This puts our heat-wave tomatoes in a conundrum. In the best of scenarios, the foliage-fruit balance requires a certain amount of precision. In the heat, when a plant is sometimes faced with life-threatening conditions, it abandons nuance for subsistence. Above 85-degrees, a tomato uses most of its energy just to keep from drying to a crisp. At 94-degrees, photosynthesis becomes sluggish at best, cutting off a plant’s ability to replenish much needed energy reservess. Staying cool costs the plant all the energy it would have otherwise invested in ripening fruit.
Add to this equation one final limitation. Most tomato varieties rely on two pigments for their signature ruby-ripeness: carotene and lycopene.
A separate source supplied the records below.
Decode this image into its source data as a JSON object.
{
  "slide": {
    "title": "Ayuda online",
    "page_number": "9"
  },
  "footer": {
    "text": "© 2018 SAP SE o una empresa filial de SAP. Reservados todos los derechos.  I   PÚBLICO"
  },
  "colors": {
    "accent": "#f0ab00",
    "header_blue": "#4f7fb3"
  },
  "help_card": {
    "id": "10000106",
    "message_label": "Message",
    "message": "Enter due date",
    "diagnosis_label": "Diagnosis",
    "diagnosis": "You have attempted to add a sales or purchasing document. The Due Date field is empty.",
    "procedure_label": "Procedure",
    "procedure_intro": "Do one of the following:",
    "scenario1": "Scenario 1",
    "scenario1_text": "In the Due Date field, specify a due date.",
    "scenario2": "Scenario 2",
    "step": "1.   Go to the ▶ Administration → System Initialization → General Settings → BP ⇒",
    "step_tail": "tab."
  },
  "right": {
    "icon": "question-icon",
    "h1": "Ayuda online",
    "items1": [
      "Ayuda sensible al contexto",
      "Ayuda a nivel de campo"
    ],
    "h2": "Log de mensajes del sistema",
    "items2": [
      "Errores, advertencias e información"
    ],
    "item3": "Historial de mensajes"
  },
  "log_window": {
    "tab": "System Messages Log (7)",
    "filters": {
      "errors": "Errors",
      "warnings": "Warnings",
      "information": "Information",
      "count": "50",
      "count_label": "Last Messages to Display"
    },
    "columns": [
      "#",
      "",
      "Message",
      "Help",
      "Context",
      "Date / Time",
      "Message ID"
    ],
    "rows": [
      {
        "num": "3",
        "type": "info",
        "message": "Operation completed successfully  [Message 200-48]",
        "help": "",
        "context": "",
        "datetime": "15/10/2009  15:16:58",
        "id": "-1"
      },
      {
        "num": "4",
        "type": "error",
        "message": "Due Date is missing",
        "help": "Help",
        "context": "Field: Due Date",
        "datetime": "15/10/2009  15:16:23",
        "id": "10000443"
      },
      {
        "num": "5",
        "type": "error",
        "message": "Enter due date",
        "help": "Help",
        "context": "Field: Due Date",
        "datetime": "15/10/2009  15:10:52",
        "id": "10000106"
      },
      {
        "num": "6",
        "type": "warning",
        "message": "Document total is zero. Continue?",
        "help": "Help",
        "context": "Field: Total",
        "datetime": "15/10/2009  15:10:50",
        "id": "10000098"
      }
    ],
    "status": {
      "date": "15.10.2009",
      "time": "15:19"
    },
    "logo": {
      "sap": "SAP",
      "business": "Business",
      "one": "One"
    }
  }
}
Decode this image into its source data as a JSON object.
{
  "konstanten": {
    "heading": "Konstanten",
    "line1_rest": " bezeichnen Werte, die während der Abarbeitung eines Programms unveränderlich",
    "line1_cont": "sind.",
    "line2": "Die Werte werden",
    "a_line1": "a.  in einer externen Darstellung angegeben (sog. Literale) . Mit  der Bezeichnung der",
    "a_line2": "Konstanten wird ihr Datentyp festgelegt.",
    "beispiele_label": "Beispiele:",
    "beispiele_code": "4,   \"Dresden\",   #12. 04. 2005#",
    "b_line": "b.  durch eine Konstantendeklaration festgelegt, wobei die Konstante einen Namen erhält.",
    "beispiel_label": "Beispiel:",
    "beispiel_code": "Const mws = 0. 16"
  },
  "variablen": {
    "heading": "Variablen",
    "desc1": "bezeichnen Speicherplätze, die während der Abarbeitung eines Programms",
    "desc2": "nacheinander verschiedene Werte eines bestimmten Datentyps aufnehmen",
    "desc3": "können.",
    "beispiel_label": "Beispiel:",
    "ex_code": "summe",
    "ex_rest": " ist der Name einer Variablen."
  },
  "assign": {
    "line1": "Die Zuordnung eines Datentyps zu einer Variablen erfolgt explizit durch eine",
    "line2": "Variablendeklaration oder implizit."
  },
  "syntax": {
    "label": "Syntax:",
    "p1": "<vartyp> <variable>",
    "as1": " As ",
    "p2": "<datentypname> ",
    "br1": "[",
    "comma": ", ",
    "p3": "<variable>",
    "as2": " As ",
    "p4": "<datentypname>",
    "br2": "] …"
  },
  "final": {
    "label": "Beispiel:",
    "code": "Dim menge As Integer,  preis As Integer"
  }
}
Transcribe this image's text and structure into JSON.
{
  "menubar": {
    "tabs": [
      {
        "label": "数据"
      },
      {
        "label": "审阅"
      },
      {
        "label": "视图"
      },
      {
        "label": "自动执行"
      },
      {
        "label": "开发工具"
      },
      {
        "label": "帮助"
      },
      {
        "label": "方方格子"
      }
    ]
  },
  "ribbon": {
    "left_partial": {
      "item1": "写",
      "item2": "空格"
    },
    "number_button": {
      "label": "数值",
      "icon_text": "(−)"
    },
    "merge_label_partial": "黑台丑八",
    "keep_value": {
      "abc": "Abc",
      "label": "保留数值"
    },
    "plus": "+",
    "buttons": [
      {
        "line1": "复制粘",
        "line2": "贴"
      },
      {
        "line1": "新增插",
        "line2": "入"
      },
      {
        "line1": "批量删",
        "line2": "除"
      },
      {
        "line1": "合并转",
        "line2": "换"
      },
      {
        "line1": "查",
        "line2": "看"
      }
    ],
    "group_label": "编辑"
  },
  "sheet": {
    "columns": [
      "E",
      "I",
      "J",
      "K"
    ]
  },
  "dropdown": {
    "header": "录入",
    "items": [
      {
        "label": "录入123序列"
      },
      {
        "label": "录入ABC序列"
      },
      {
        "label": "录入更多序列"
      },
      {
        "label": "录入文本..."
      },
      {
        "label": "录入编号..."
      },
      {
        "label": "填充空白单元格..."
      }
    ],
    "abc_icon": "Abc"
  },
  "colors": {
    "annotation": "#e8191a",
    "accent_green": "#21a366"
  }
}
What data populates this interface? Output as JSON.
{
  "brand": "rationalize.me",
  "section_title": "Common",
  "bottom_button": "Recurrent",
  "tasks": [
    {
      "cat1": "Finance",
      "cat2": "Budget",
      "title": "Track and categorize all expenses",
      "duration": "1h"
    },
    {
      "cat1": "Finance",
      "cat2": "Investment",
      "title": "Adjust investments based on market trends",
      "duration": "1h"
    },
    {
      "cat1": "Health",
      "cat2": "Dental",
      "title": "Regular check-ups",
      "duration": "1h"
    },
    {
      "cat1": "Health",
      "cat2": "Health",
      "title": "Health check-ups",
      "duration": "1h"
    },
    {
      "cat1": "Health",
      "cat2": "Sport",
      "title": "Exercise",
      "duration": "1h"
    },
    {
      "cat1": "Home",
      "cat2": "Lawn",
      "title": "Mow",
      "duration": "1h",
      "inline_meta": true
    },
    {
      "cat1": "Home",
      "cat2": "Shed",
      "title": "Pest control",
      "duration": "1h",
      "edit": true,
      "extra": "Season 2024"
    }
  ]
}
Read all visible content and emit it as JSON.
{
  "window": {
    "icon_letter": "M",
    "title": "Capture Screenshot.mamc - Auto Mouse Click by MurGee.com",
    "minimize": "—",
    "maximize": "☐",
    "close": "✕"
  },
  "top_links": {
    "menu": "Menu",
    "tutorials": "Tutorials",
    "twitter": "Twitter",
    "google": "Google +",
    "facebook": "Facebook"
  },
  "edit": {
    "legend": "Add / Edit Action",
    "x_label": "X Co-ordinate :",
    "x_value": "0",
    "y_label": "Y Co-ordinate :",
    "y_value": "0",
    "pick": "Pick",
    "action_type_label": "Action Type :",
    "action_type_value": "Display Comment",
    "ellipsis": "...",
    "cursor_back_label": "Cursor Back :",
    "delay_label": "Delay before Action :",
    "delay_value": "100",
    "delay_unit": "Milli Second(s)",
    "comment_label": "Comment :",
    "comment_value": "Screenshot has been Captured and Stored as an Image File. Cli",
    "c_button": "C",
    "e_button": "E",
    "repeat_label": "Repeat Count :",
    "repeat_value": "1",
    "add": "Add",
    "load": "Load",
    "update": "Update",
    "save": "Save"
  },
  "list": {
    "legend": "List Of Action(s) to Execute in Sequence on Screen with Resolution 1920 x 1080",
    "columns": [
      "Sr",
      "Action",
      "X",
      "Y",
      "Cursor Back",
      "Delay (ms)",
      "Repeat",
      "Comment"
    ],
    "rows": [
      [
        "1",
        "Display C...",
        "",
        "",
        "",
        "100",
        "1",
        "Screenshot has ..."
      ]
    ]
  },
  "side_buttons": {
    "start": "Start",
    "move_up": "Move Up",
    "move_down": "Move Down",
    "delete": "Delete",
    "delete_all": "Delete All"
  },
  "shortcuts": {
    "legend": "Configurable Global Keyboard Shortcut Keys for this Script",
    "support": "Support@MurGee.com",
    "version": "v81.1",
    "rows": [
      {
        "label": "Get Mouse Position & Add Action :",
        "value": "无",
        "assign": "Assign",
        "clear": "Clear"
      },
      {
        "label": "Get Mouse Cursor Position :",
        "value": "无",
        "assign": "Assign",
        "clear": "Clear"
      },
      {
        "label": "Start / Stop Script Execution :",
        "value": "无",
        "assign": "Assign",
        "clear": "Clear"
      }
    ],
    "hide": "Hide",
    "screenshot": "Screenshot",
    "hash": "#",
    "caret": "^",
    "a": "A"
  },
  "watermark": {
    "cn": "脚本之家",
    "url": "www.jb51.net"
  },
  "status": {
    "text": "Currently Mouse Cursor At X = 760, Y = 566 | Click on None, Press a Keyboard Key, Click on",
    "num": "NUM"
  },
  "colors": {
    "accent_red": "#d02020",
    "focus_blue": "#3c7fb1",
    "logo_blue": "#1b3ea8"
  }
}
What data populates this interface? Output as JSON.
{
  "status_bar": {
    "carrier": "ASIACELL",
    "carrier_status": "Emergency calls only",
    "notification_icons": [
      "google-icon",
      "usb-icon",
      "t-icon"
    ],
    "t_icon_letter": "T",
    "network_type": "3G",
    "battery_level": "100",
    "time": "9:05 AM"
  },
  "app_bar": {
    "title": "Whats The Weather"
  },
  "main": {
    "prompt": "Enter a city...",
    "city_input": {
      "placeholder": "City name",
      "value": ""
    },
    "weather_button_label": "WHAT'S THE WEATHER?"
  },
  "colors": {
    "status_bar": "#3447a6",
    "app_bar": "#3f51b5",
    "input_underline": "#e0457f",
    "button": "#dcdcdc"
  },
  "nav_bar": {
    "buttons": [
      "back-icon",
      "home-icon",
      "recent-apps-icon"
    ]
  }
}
When exposed to temperatures above 85-degrees, these pigments stop synthesizing. Almost-ripe tomatoes entering a heat wave will hang on the vine with that I’m-nearly-there yellow-orange color, inspiring unrequited thoughts of caprese salads and gazpacho until the heat breaks.
With sufficient water and any but the most pitiful soils, tomatoes will whistle right along until the thermostat hits 85, at which point they’ll start putting the breaks on fruit production. At 95, they enter survival mode, a temperature at which I, too, have little else on my mind.
While gardeners have few tools at their disposal with which to convince tomatoes, and most other flowering and fruiting plants, to mature in the midst of a heat wave, they can prepare their plants to better cope with a week (or three) of heat, and recover more quickly once it’s over. Irrigation is key; water deeply before a heat wave, and use drip irrigation when possible to ensure the water is going straight to the root zone, where your plants need it most. A thick bed of mulch helps to moderate soil temperature and protect it from drying sunshine and winds. Resist fertilizing before or during a heatwave, which will promote tender new growth that is completely unprepared to withstand the harsh conditions.
And finally, summer is not a good time to prune. A healthy head of foliage helps a plant provide its own shade as well as photosynthesizing replacements if and when cell death does occur on the front lines. If you feel the compulsion to remove something, take a load off your tomato plants and cull a few green fruits. Those left behind will ripen that much faster.